Q: I was recently involved in a very intense, short-lived relationship with a man who totally knocked my socks off. We seemed to be very compatible and talked about a future together. I found the relationship very fulfilling in many respects and believed that we were equals and similar in many ways. However, the relationship wasn’t without its problems: He was dealing with depression and some emotional issues, as well as a drinking problem. I feel that our relationship had potential, and, if he were able to get his problems in check, we could be good for each other. He broke up with me but has since quit drinking (and has asked for my help and support) and seems to be on a path to wellness. Do you see us together again? – Heartbroken
Dear Heartbroken: I am so sorry to hear what has happened to you. But it seems like you were looking for a lasting relationship and, sadly, this man wasn’t in a position to give that to you. It was obvious that you two would break up. I understand that you want to care for him, and that’s okay for now, but what happens when you need it back? It won’t be there. I’m not suggesting that he’s a bad person – he’s just lost and out on a limb. If you want to help him, go ahead – but protect yourself emotionally. He may say that he wants the relationship, but be sure that you’re not being used as a walking stick until he’s strong again. My fear is that this is the role you’ll play. Words are cheap; actions speak volumes. I think that over the next few months you’ll help him, but I don’t feel that you’ll stay with him. Ultimately, it’s your choice – just be sure that you have all the facts and that you’re both honest with each other.
Q: I’m dating a guy I love, but I’m frustrated that our time together is limited because he sets aside time to see his kids. I understand this, but when will I be included? – Left out
Dear Left out: This isn’t about you! These children really miss their dad. Your guy wants to make sure that they’re okay, but he doesn’t wish to hurt you. Do some reading on how divorce affects children, then talk to him about how he and the kids are handling the situation.
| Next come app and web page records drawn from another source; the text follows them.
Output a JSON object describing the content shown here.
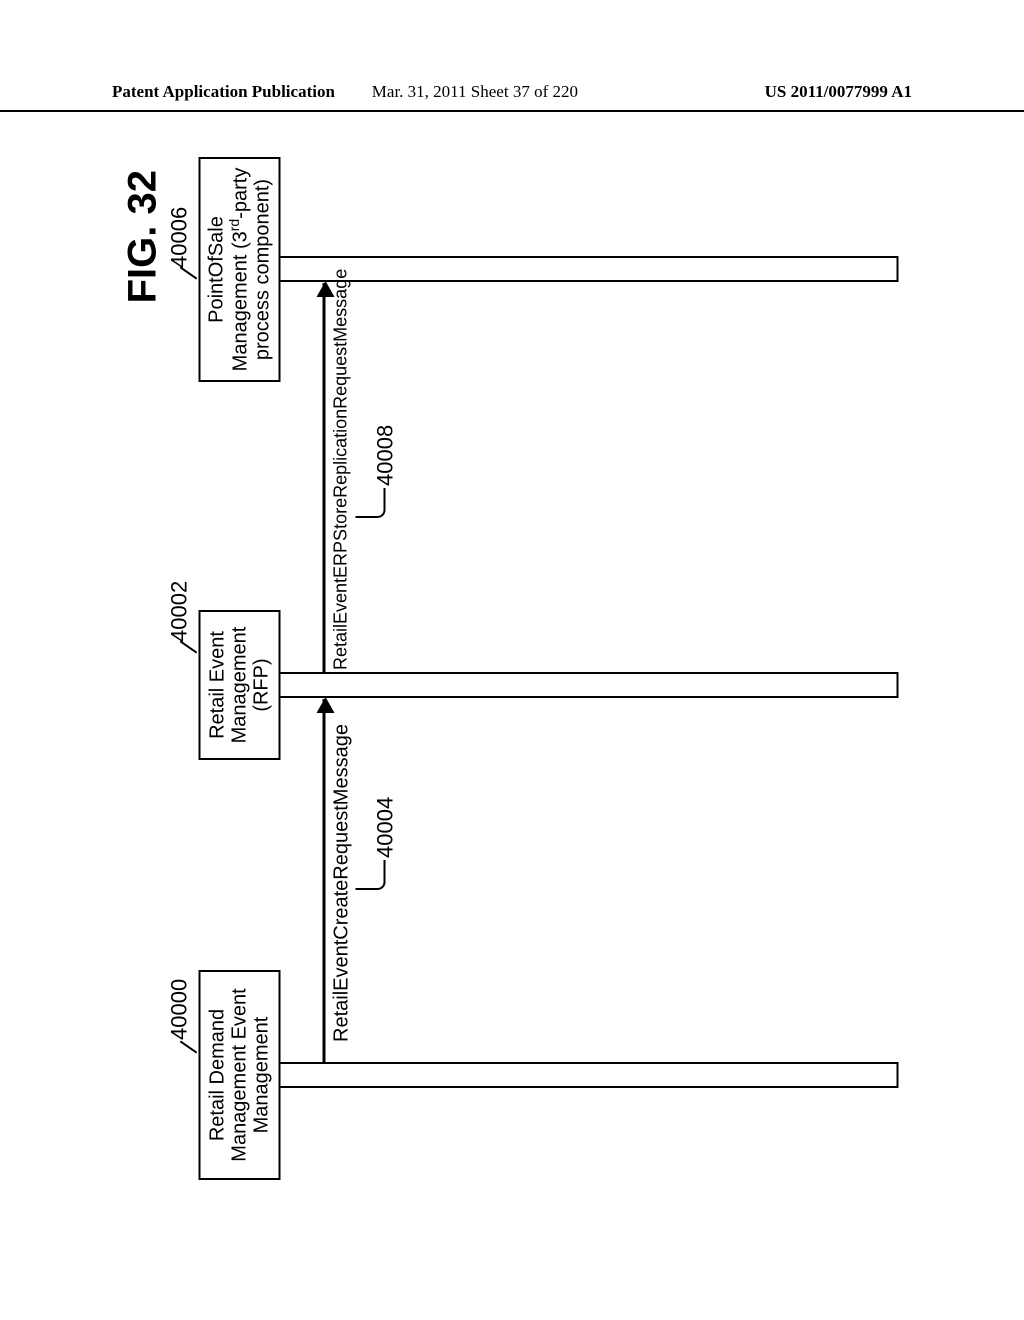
{
  "header": {
    "left": "Patent Application Publication",
    "center": "Mar. 31, 2011  Sheet 37 of 220",
    "right": "US 2011/0077999 A1"
  },
  "figure": {
    "title": "FIG. 32"
  },
  "components": {
    "c1": {
      "label_line1": "Retail Demand",
      "label_line2": "Management Event",
      "label_line3": "Management",
      "ref": "40000"
    },
    "c2": {
      "label_line1": "Retail Event",
      "label_line2": "Management",
      "label_line3": "(RFP)",
      "ref": "40002"
    },
    "c3": {
      "label_line1": "PointOfSale",
      "label_line2_pre": "Management (3",
      "label_line2_sup": "rd",
      "label_line2_post": "-party",
      "label_line3": "process component)",
      "ref": "40006"
    }
  },
  "messages": {
    "m1": {
      "label": "RetailEventCreateRequestMessage",
      "ref": "40004"
    },
    "m2": {
      "label": "RetailEventERPStoreReplicationRequestMessage",
      "ref": "40008"
    }
  }
}
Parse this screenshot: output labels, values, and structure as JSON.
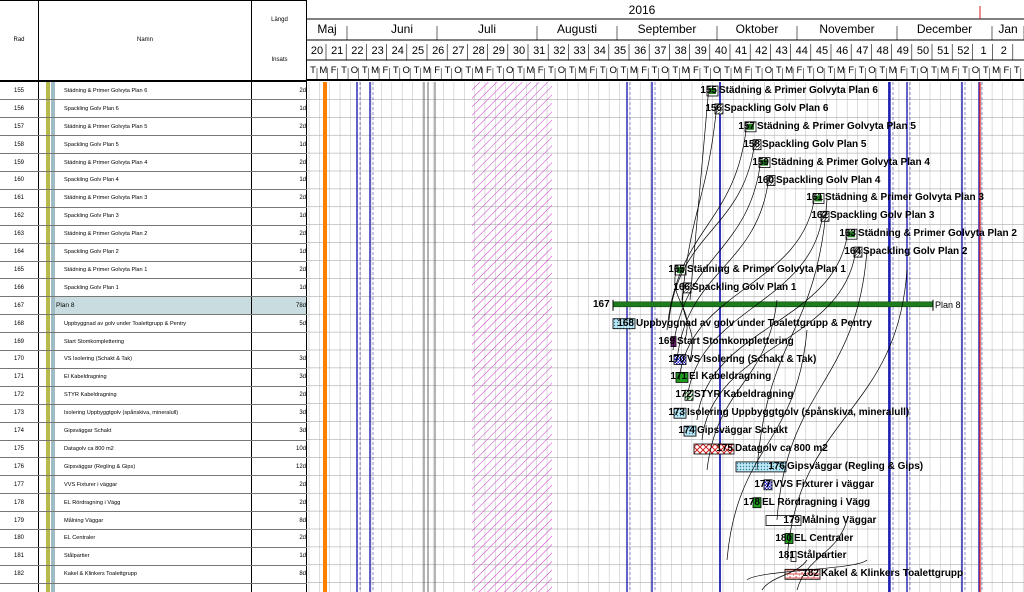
{
  "columns": {
    "row": "Rad",
    "name": "Namn",
    "duration": "Längd",
    "effort": "Insats"
  },
  "timeline": {
    "year": "2016",
    "months": [
      "Maj",
      "Juni",
      "Juli",
      "Augusti",
      "September",
      "Oktober",
      "November",
      "December",
      "Jan"
    ],
    "weeks": [
      "20",
      "21",
      "22",
      "23",
      "24",
      "25",
      "26",
      "27",
      "28",
      "29",
      "30",
      "31",
      "32",
      "33",
      "34",
      "35",
      "36",
      "37",
      "38",
      "39",
      "40",
      "41",
      "42",
      "43",
      "44",
      "45",
      "46",
      "47",
      "48",
      "49",
      "50",
      "51",
      "52",
      "1",
      "2"
    ],
    "day_letters": [
      "T",
      "M",
      "F",
      "T",
      "O",
      "T",
      "M",
      "F",
      "T",
      "O",
      "T",
      "M",
      "F",
      "T",
      "O",
      "T",
      "M",
      "F",
      "T",
      "O",
      "T",
      "M",
      "F",
      "T",
      "O",
      "T",
      "M",
      "F",
      "T",
      "O",
      "T",
      "M",
      "F",
      "T",
      "O",
      "T",
      "M",
      "F",
      "T",
      "O",
      "T",
      "M",
      "F",
      "T",
      "O",
      "T",
      "M",
      "F",
      "T",
      "O",
      "T",
      "M",
      "F",
      "T",
      "O",
      "T",
      "M",
      "F",
      "T",
      "O",
      "T",
      "M",
      "F",
      "T",
      "O",
      "T",
      "M",
      "F",
      "T",
      "O",
      "T",
      "M"
    ]
  },
  "rows": [
    {
      "num": "155",
      "name": "Städning & Primer Golvyta Plan 6",
      "dur": "2d"
    },
    {
      "num": "156",
      "name": "Spackling Golv Plan 6",
      "dur": "1d"
    },
    {
      "num": "157",
      "name": "Städning & Primer Golvyta Plan 5",
      "dur": "2d"
    },
    {
      "num": "158",
      "name": "Spackling Golv Plan 5",
      "dur": "1d"
    },
    {
      "num": "159",
      "name": "Städning & Primer Golvyta Plan 4",
      "dur": "2d"
    },
    {
      "num": "160",
      "name": "Spackling Golv Plan 4",
      "dur": "1d"
    },
    {
      "num": "161",
      "name": "Städning & Primer Golvyta Plan 3",
      "dur": "2d"
    },
    {
      "num": "162",
      "name": "Spackling Golv Plan 3",
      "dur": "1d"
    },
    {
      "num": "163",
      "name": "Städning & Primer Golvyta Plan 2",
      "dur": "2d"
    },
    {
      "num": "164",
      "name": "Spackling Golv Plan 2",
      "dur": "1d"
    },
    {
      "num": "165",
      "name": "Städning & Primer Golvyta Plan 1",
      "dur": "2d"
    },
    {
      "num": "166",
      "name": "Spackling Golv Plan 1",
      "dur": "1d"
    },
    {
      "num": "167",
      "name": "Plan 8",
      "dur": "78d",
      "summary": true
    },
    {
      "num": "168",
      "name": "Uppbyggnad av golv under Toalettgrupp & Pentry",
      "dur": "5d"
    },
    {
      "num": "169",
      "name": "Start Stomkomplettering",
      "dur": ""
    },
    {
      "num": "170",
      "name": "VS Isolering (Schakt & Tak)",
      "dur": "3d"
    },
    {
      "num": "171",
      "name": "El Kabeldragning",
      "dur": "3d"
    },
    {
      "num": "172",
      "name": "STYR Kabeldragning",
      "dur": "2d"
    },
    {
      "num": "173",
      "name": "Isolering Uppbyggtgolv (spånskiva, mineralull)",
      "dur": "3d"
    },
    {
      "num": "174",
      "name": "Gipsväggar Schakt",
      "dur": "3d"
    },
    {
      "num": "175",
      "name": "Datagolv ca 800 m2",
      "dur": "10d"
    },
    {
      "num": "176",
      "name": "Gipsväggar (Regling & Gips)",
      "dur": "12d"
    },
    {
      "num": "177",
      "name": "VVS Fixturer i väggar",
      "dur": "2d"
    },
    {
      "num": "178",
      "name": "EL Rördragning i Vägg",
      "dur": "2d"
    },
    {
      "num": "179",
      "name": "Målning Väggar",
      "dur": "8d"
    },
    {
      "num": "180",
      "name": "EL Centraler",
      "dur": "2d"
    },
    {
      "num": "181",
      "name": "Stålpartier",
      "dur": "1d"
    },
    {
      "num": "182",
      "name": "Kakel & Klinkers Toalettgrupp",
      "dur": "8d"
    }
  ],
  "bars": [
    {
      "num": "155",
      "label": "Städning & Primer Golvyta Plan 6",
      "style": "green-box"
    },
    {
      "num": "156",
      "label": "Spackling Golv Plan 6",
      "style": "hatch-box"
    },
    {
      "num": "157",
      "label": "Städning & Primer Golvyta Plan 5",
      "style": "green-box"
    },
    {
      "num": "158",
      "label": "Spackling Golv Plan 5",
      "style": "hatch-box"
    },
    {
      "num": "159",
      "label": "Städning & Primer Golvyta Plan 4",
      "style": "green-box"
    },
    {
      "num": "160",
      "label": "Spackling Golv Plan 4",
      "style": "hatch-box"
    },
    {
      "num": "161",
      "label": "Städning & Primer Golvyta Plan 3",
      "style": "green-box"
    },
    {
      "num": "162",
      "label": "Spackling Golv Plan 3",
      "style": "hatch-box"
    },
    {
      "num": "163",
      "label": "Städning & Primer Golvyta Plan 2",
      "style": "green-box"
    },
    {
      "num": "164",
      "label": "Spackling Golv Plan 2",
      "style": "hatch-box"
    },
    {
      "num": "165",
      "label": "Städning & Primer Golvyta Plan 1",
      "style": "green-box"
    },
    {
      "num": "166",
      "label": "Spackling Golv Plan 1",
      "style": "hatch-box"
    },
    {
      "num": "167",
      "label": "Plan 8",
      "style": "summary"
    },
    {
      "num": "168",
      "label": "Uppbyggnad av golv under Toalettgrupp & Pentry",
      "style": "cyan-dots"
    },
    {
      "num": "169",
      "label": "Start Stomkomplettering",
      "style": "milestone"
    },
    {
      "num": "170",
      "label": "VS Isolering (Schakt & Tak)",
      "style": "blue-check"
    },
    {
      "num": "171",
      "label": "El Kabeldragning",
      "style": "green-solid"
    },
    {
      "num": "172",
      "label": "STYR Kabeldragning",
      "style": "green-diag"
    },
    {
      "num": "173",
      "label": "Isolering Uppbyggtgolv (spånskiva, mineralull)",
      "style": "cyan-dots"
    },
    {
      "num": "174",
      "label": "Gipsväggar Schakt",
      "style": "cyan-dots"
    },
    {
      "num": "175",
      "label": "Datagolv ca 800 m2",
      "style": "red-cross"
    },
    {
      "num": "176",
      "label": "Gipsväggar (Regling & Gips)",
      "style": "cyan-dots"
    },
    {
      "num": "177",
      "label": "VVS Fixturer i väggar",
      "style": "blue-check"
    },
    {
      "num": "178",
      "label": "EL Rördragning i Vägg",
      "style": "green-solid"
    },
    {
      "num": "179",
      "label": "Målning Väggar",
      "style": "white"
    },
    {
      "num": "180",
      "label": "EL Centraler",
      "style": "green-solid"
    },
    {
      "num": "181",
      "label": "Stålpartier",
      "style": "white"
    },
    {
      "num": "182",
      "label": "Kakel & Klinkers Toalettgrupp",
      "style": "red-brick"
    }
  ],
  "colors": {
    "summary_row": "#c9dde0",
    "summary_bar": "#1e7b1e",
    "today_line": "#ff7f00",
    "holiday_hatch": "#cc33cc",
    "week_line_blue": "#1f1fb0",
    "red_line": "#e03030"
  }
}
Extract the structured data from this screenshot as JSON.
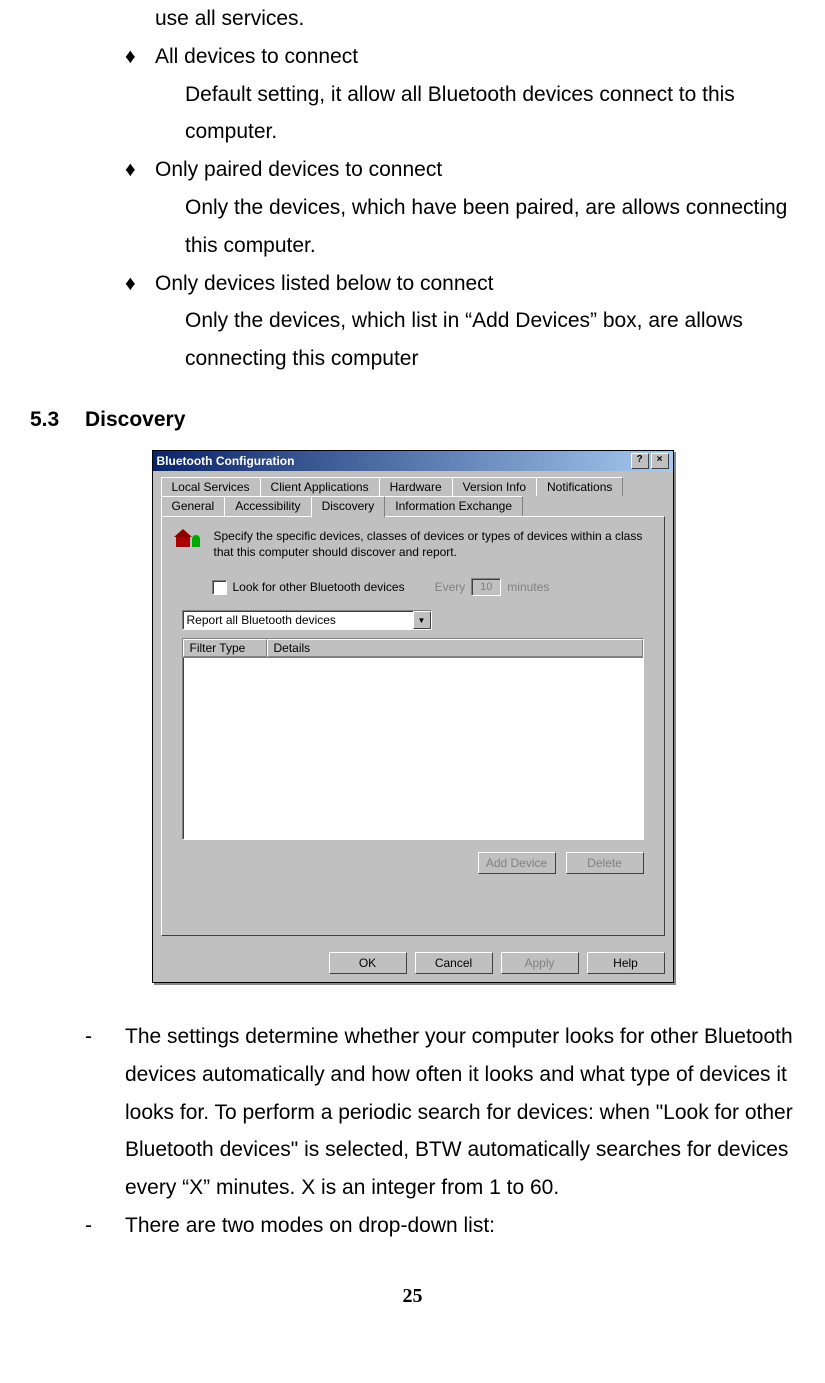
{
  "doc": {
    "continuation": "use all services.",
    "bullets": [
      {
        "title": "All devices to connect",
        "desc": "Default setting, it allow all Bluetooth devices connect to this computer."
      },
      {
        "title": "Only paired devices to connect",
        "desc": "Only the devices, which have been paired, are allows connecting this computer."
      },
      {
        "title": "Only devices listed below to connect",
        "desc": "Only the devices, which list in “Add Devices” box, are allows connecting this computer"
      }
    ],
    "section_num": "5.3",
    "section_title": "Discovery",
    "dash_items": [
      "The settings determine whether your computer looks for other Bluetooth devices automatically and how often it looks and what type of devices it looks for. To perform a periodic search for devices: when \"Look for other Bluetooth devices\" is selected, BTW automatically searches for devices every “X” minutes. X is an integer from 1 to 60.",
      "There are two modes on drop-down list:"
    ],
    "page_number": "25"
  },
  "dialog": {
    "title": "Bluetooth Configuration",
    "help_btn": "?",
    "close_btn": "×",
    "tabs_back": [
      "Local Services",
      "Client Applications",
      "Hardware",
      "Version Info",
      "Notifications"
    ],
    "tabs_front": [
      "General",
      "Accessibility",
      "Discovery",
      "Information Exchange"
    ],
    "active_tab": "Discovery",
    "panel_desc": "Specify the specific devices, classes of devices or types of devices within a class that this computer should discover and report.",
    "checkbox_label": "Look for other Bluetooth devices",
    "every_label": "Every",
    "every_value": "10",
    "minutes_label": "minutes",
    "dropdown_value": "Report all Bluetooth devices",
    "col_filter": "Filter Type",
    "col_details": "Details",
    "add_device": "Add Device",
    "delete": "Delete",
    "ok": "OK",
    "cancel": "Cancel",
    "apply": "Apply",
    "help": "Help"
  }
}
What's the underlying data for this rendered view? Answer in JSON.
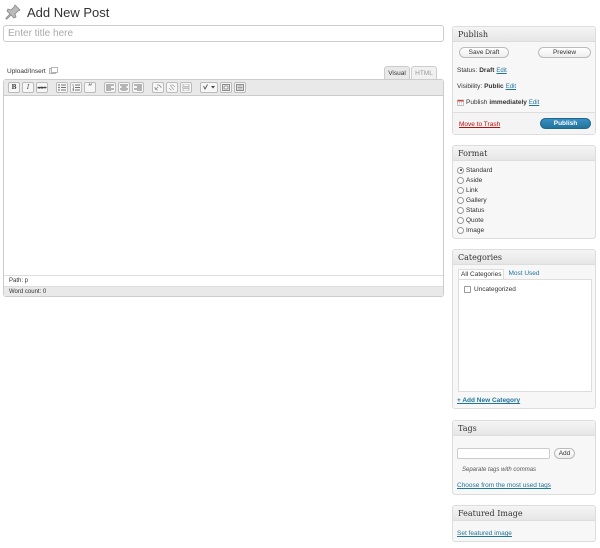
{
  "header": {
    "title": "Add New Post",
    "icon": "pushpin-icon"
  },
  "title_field": {
    "placeholder": "Enter title here",
    "value": ""
  },
  "editor": {
    "upload_label": "Upload/Insert",
    "tabs": [
      {
        "label": "Visual",
        "active": true
      },
      {
        "label": "HTML",
        "active": false
      }
    ],
    "toolbar": [
      {
        "name": "bold-button",
        "glyph": "B"
      },
      {
        "name": "italic-button",
        "glyph": "I"
      },
      {
        "name": "strikethrough-button",
        "glyph": "ABC"
      },
      {
        "name": "bullet-list-button",
        "icon": "bullet-list-icon"
      },
      {
        "name": "numbered-list-button",
        "icon": "numbered-list-icon"
      },
      {
        "name": "blockquote-button",
        "glyph": "“"
      },
      {
        "name": "align-left-button",
        "icon": "align-left-icon"
      },
      {
        "name": "align-center-button",
        "icon": "align-center-icon"
      },
      {
        "name": "align-right-button",
        "icon": "align-right-icon"
      },
      {
        "name": "insert-link-button",
        "icon": "link-icon"
      },
      {
        "name": "unlink-button",
        "icon": "unlink-icon"
      },
      {
        "name": "insert-more-button",
        "icon": "more-tag-icon"
      },
      {
        "name": "spellcheck-button",
        "icon": "spellcheck-icon"
      },
      {
        "name": "fullscreen-button",
        "icon": "fullscreen-icon"
      },
      {
        "name": "kitchen-sink-button",
        "icon": "kitchen-sink-icon"
      }
    ],
    "path": "Path: p",
    "word_count": "Word count: 0"
  },
  "publish": {
    "title": "Publish",
    "save_draft": "Save Draft",
    "preview": "Preview",
    "status_label": "Status:",
    "status_value": "Draft",
    "visibility_label": "Visibility:",
    "visibility_value": "Public",
    "schedule_label": "Publish",
    "schedule_value": "immediately",
    "edit": "Edit",
    "trash": "Move to Trash",
    "publish_button": "Publish"
  },
  "format": {
    "title": "Format",
    "options": [
      "Standard",
      "Aside",
      "Link",
      "Gallery",
      "Status",
      "Quote",
      "Image"
    ],
    "selected": "Standard"
  },
  "categories": {
    "title": "Categories",
    "tab_all": "All Categories",
    "tab_most": "Most Used",
    "items": [
      {
        "label": "Uncategorized",
        "checked": false
      }
    ],
    "add_link": "+ Add New Category"
  },
  "tags": {
    "title": "Tags",
    "add_button": "Add",
    "hint": "Separate tags with commas",
    "choose_link": "Choose from the most used tags"
  },
  "featured_image": {
    "title": "Featured Image",
    "set_link": "Set featured image"
  },
  "colors": {
    "link": "#21759b",
    "publish_button": "#21759b",
    "trash": "#bc0b0b"
  }
}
Things will sort themselves out, but I worry that you won’t have the patience to wait it out.
Image courtesy of Norbert Mayer